Bill Barr puts an end to the asylum guarantee for people whose families are the target of narco gangs because he rules that this is not the same as racial or religious persecution
- Attorney General Bill Barr undoed a 2018 decision on Monday allowing immediate family members of those being prosecuted to apply for asylum
- He said that being a member of a family does not allow anyone to claim that they are part of a certain & # 39; social group & # 39;
- & # 39; The fact that a criminal group … is focused on a group of people does not only transform those people into a particular social group, & # 39; said Barr
- He specifically mentioned the targets of drug cartels and gangs
- The original decision was made when a man claimed that he was being prosecuted because his father was the target of a local cartel and applied for asylum in the US.
- The turnaround comes when the Trump government continues to crackdown on the influx of migrants seeking asylum at the border
Bill Barr closed a ruling from the 2018 immigration committee on Monday, which extended asylum acceptance capabilities to migrants whose immediate family members were being prosecuted in their home countries.
The Attorney General's reversal tightens the Immigration and Nationality Act rules that grant asylum if a migrant can prove that he is or would be prosecuted in his home country due to race, religion, nationality, membership of a particular social group or political opinion. & # 39;
It focuses specifically on distinguishing what a & # 39; social group & # 39; is – and argues that family relationships are not threatened like those in the same racial or religious group.
& # 39; The fact that a criminal group – such as a drug cartel, gang, or guerrilla force – focuses on a group of people does not, by itself, transform those people into a particular social group, & # 39; said Barr decision is reading.
Attorney General Bill Barr has reversed a 2018 decision allowing migrants to apply for asylum if their immediate family was the target in their home country
& # 39; The fact that a criminal group – such as a drug cartel, gang, or guerrilla force – focuses on a group of people does not, by itself, transform those people into a particular social group, & # 39; Barr said in Monday's turn
The Immigration and Nationality Act 2018 ruled in 2018 that migrants apply for cold asylum if their relatives were targeted by drug cartels or gangs
He claimed that those who are a & # 39; certain social group & # 39; are defined when they apply for asylum, a & # 39; common invariable feature & # 39; have to share, not just that they are family.
In 2018, the board made the new rules, of which Barr says the & # 39; inappropriate & # 39; is decided.
The extension of the asylum application came after a migrant said he was being prosecuted in his home country because his father was the target of a local drug cartel.

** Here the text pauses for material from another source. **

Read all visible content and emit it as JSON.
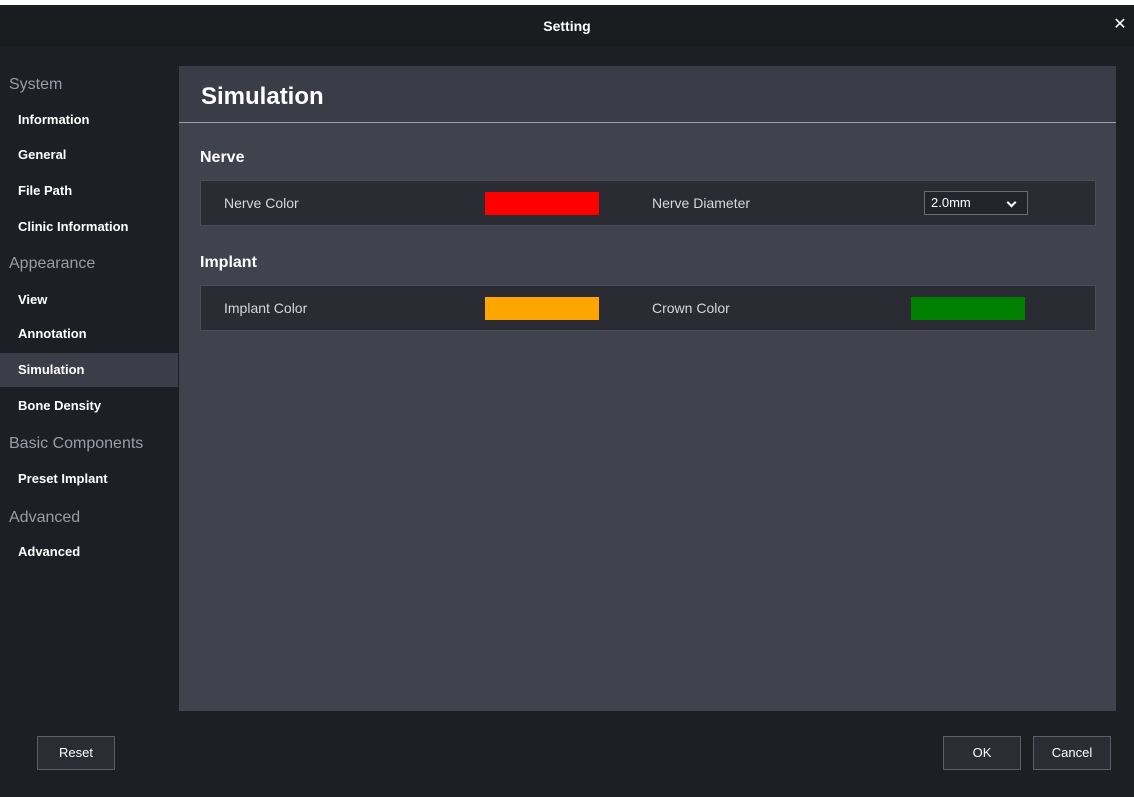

He argued that this qualified as & # 39; membership of a particular social group & # 39 ;.
& # 39; In accordance with these earlier decisions, I conclude that the alien family's family group will not form a specific social group unless it is shown to be socially distinctive in the eyes of its society, not just that of its alleged persecutor & # 39 , the lawyer generally mentioned in his decision.
& # 39; Because the record in this case does not support the finding that the immediate family of the respondent's father formed a particular social group, I have reversed the Council's conclusion, & # 39; he continued.
the first statement came after a migrant claimed that he was being prosecuted in his home country because his father was the target of a local drug cartel
Barr said in the decision that being a member of a family is not part of a certain & # 39; social group & # 39;
The ruling is a continuation of tightened restrictions for immigrants and migrants seeking asylum on the southern border
The decision is a continuation of the tightening of immigration and migration rules on the southern border since Trump took office.
Earlier this year, Barr also honored a 2005 Board of Immigration Appeals ruling that those detained while their asylum applications were filed could be released on bail if they could demonstrate that they feared persecution from the country they are fleeing. goods.
However, that effort stopped after a court judge had blocked the order when it ruled that it was unconstitutional to detain asylum seekers indefinitely.
Members of the house left for the summer break last week and will not return to Washington D.C. until September – leaving many of these asylum rules in the air.
In an attempt to continue the crackdown on the border, the Trump government issued a rule earlier in July that would prevent migrants from applying for asylum when passing through other countries before arriving at the southern US border.
Many migrants applying for asylum in the US travel from El Salvador or Honduras, meaning they have to travel through Guatemala and Mexico – both countries where they could apply for asylum – before reaching the southern border
The rule has already been temporarily blocked by a federal district judge in San Francisco.
. [TagsToTranslate] Dailymail